Organizations utilize corporate bylaws to create the rules, regulations and guidelines that define how the business operates. Bylaws act as a governance document which covers corporate mechanics, such as officer elections and business meetings.Each organization is unique, so there is often some degree of customizability when creating bylaws. The intent is for a governing document that reflects the way the organization wants to run things. Bylaws also reduce any internal confusion, since they set out provisions that are in agreement with all those involved. This way, everyone understands how the organization is supposed to work, from communication protocols to employer-employee issues and voting procedures.
Key Components of Corporate Bylaws
The key components of corporate bylaws usually include:
- Purpose: the mission statement and purpose of the organization.
- Members: the right to members, rights of members, membership dues, and voting rights.
- Officers: the officers and their positions, duties, terms, and obligations.
- Meetings: the time, place and rules governing meetings of members and of directors.
- Directors: the qualifications, terms, duties, number, appointment, and removal of directors.
- Committees: committees, their duties, and authority to act for the organization.
- Finances: the rules governing how money is to be handled.
- Amendments: the process to amend the bylaws.
The bad news is, creating corporate bylaws can be a tedious process; the good news is, seeking help from a professional or a legal entity specializing in corporate law can help tailor the bylaws to the organization’s individual needs.
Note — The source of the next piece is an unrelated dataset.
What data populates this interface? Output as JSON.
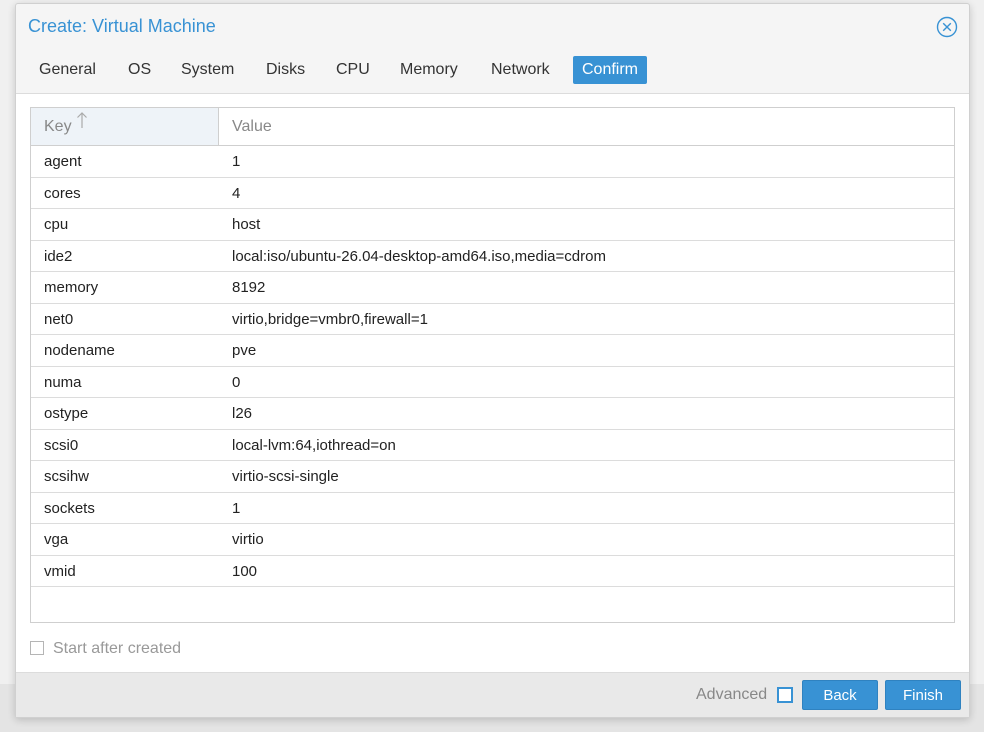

Bylaws can be amended by vote of the Board of Directors, with a 100% vote or a majority at the time of voting. The proposed amendment must be sent with the date of the meeting in which it is proposed to be taken up. The amendment should be made in writing and delivered to the directors for discussion. It is important to note that in many cases, obtaining the approval of a majority of members is required in order to make the amendment official. In general, amendments to the bylaws only become effective once the organization’s members have approved them. This process should be included in the bylaws for convenience in making changes as needed.